**Exercise goal:** Emit all the data exactly as provided.

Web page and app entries
BEGIN

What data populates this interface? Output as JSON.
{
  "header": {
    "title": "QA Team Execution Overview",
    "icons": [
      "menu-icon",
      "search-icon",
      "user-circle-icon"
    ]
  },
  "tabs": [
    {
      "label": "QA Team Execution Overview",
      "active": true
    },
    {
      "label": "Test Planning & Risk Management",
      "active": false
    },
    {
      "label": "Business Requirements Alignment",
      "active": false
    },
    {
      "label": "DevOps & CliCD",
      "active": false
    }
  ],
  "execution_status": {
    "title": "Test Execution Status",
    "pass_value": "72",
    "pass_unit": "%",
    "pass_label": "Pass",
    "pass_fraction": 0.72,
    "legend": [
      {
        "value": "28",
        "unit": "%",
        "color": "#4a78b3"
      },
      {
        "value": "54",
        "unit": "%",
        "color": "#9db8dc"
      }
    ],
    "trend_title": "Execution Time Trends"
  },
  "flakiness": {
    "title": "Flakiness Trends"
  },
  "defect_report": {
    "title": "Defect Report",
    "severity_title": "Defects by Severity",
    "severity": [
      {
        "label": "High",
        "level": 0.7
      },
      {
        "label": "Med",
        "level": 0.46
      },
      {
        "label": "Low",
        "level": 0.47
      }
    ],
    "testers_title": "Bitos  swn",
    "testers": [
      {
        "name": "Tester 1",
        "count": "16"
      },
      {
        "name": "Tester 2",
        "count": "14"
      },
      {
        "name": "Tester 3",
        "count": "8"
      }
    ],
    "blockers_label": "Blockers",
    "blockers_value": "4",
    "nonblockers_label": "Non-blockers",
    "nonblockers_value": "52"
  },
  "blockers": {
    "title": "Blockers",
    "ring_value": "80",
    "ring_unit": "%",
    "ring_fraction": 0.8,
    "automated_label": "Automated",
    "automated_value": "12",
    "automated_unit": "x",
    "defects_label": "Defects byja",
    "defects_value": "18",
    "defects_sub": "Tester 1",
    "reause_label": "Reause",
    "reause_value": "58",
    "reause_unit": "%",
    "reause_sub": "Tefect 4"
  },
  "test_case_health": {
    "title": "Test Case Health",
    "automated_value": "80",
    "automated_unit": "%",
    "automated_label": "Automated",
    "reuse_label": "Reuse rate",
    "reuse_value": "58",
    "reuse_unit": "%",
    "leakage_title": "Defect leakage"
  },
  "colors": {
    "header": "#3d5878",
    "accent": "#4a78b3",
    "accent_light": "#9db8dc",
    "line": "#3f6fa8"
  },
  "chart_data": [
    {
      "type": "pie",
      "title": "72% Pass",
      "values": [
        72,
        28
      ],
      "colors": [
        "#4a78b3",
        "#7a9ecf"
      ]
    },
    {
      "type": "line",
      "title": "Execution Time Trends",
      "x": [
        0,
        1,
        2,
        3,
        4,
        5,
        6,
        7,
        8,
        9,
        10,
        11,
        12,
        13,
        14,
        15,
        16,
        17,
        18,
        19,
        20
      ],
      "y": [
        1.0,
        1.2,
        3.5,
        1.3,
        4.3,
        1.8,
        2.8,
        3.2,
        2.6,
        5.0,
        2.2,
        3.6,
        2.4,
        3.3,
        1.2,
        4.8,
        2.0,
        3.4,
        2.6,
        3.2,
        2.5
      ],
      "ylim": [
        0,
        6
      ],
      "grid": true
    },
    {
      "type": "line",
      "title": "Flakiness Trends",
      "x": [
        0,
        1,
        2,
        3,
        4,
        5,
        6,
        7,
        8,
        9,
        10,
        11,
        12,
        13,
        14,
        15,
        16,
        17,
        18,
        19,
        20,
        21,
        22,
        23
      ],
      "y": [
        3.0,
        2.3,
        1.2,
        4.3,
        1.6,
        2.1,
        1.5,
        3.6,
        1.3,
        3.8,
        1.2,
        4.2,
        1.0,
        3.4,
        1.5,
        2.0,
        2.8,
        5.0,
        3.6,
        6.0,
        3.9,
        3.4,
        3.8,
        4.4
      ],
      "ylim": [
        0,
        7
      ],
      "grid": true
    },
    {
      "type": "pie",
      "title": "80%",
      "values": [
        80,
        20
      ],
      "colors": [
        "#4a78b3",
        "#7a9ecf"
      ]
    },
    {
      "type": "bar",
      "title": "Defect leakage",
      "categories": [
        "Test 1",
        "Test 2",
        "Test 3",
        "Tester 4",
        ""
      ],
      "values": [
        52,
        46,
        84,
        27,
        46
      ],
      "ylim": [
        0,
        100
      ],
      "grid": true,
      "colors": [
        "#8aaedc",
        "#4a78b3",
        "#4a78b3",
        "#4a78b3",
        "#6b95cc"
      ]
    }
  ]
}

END

**Written answer:**
What data populates this interface? Output as JSON.
{
  "header": {
    "title": "QA Team Execution Overview",
    "icons": [
      "menu-icon",
      "search-icon",
      "user-circle-icon"
    ]
  },
  "tabs": [
    {
      "label": "QA Team Execution Overview",
      "active": true
    },
    {
      "label": "Test Planning & Risk Management",
      "active": false
    },
    {
      "label": "Business Requirements Alignment",
      "active": false
    },
    {
      "label": "DevOps & CliCD",
      "active": false
    }
  ],
  "execution_status": {
    "title": "Test Execution Status",
    "pass_value": "72",
    "pass_unit": "%",
    "pass_label": "Pass",
    "pass_fraction": 0.72,
    "legend": [
      {
        "value": "28",
        "unit": "%",
        "color": "#4a78b3"
      },
      {
        "value": "54",
        "unit": "%",
        "color": "#9db8dc"
      }
    ],
    "trend_title": "Execution Time Trends"
  },
  "flakiness": {
    "title": "Flakiness Trends"
  },
  "defect_report": {
    "title": "Defect Report",
    "severity_title": "Defects by Severity",
    "severity": [
      {
        "label": "High",
        "level": 0.7
      },
      {
        "label": "Med",
        "level": 0.46
      },
      {
        "label": "Low",
        "level": 0.47
      }
    ],
    "testers_title": "Bitos  swn",
    "testers": [
      {
        "name": "Tester 1",
        "count": "16"
      },
      {
        "name": "Tester 2",
        "count": "14"
      },
      {
        "name": "Tester 3",
        "count": "8"
      }
    ],
    "blockers_label": "Blockers",
    "blockers_value": "4",
    "nonblockers_label": "Non-blockers",
    "nonblockers_value": "52"
  },
  "blockers": {
    "title": "Blockers",
    "ring_value": "80",
    "ring_unit": "%",
    "ring_fraction": 0.8,
    "automated_label": "Automated",
    "automated_value": "12",
    "automated_unit": "x",
    "defects_label": "Defects byja",
    "defects_value": "18",
    "defects_sub": "Tester 1",
    "reause_label": "Reause",
    "reause_value": "58",
    "reause_unit": "%",
    "reause_sub": "Tefect 4"
  },
  "test_case_health": {
    "title": "Test Case Health",
    "automated_value": "80",
    "automated_unit": "%",
    "automated_label": "Automated",
    "reuse_label": "Reuse rate",
    "reuse_value": "58",
    "reuse_unit": "%",
    "leakage_title": "Defect leakage"
  },
  "colors": {
    "header": "#3d5878",
    "accent": "#4a78b3",
    "accent_light": "#9db8dc",
    "line": "#3f6fa8"
  },
  "chart_data": [
    {
      "type": "pie",
      "title": "72% Pass",
      "values": [
        72,
        28
      ],
      "colors": [
        "#4a78b3",
        "#7a9ecf"
      ]
    },
    {
      "type": "line",
      "title": "Execution Time Trends",
      "x": [
        0,
        1,
        2,
        3,
        4,
        5,
        6,
        7,
        8,
        9,
        10,
        11,
        12,
        13,
        14,
        15,
        16,
        17,
        18,
        19,
        20
      ],
      "y": [
        1.0,
        1.2,
        3.5,
        1.3,
        4.3,
        1.8,
        2.8,
        3.2,
        2.6,
        5.0,
        2.2,
        3.6,
        2.4,
        3.3,
        1.2,
        4.8,
        2.0,
        3.4,
        2.6,
        3.2,
        2.5
      ],
      "ylim": [
        0,
        6
      ],
      "grid": true
    },
    {
      "type": "line",
      "title": "Flakiness Trends",
      "x": [
        0,
        1,
        2,
        3,
        4,
        5,
        6,
        7,
        8,
        9,
        10,
        11,
        12,
        13,
        14,
        15,
        16,
        17,
        18,
        19,
        20,
        21,
        22,
        23
      ],
      "y": [
        3.0,
        2.3,
        1.2,
        4.3,
        1.6,
        2.1,
        1.5,
        3.6,
        1.3,
        3.8,
        1.2,
        4.2,
        1.0,
        3.4,
        1.5,
        2.0,
        2.8,
        5.0,
        3.6,
        6.0,
        3.9,
        3.4,
        3.8,
        4.4
      ],
      "ylim": [
        0,
        7
      ],
      "grid": true
    },
    {
      "type": "pie",
      "title": "80%",
      "values": [
        80,
        20
      ],
      "colors": [
        "#4a78b3",
        "#7a9ecf"
      ]
    },
    {
      "type": "bar",
      "title": "Defect leakage",
      "categories": [
        "Test 1",
        "Test 2",
        "Test 3",
        "Tester 4",
        ""
      ],
      "values": [
        52,
        46,
        84,
        27,
        46
      ],
      "ylim": [
        0,
        100
      ],
      "grid": true,
      "colors": [
        "#8aaedc",
        "#4a78b3",
        "#4a78b3",
        "#4a78b3",
        "#6b95cc"
      ]
    }
  ]
}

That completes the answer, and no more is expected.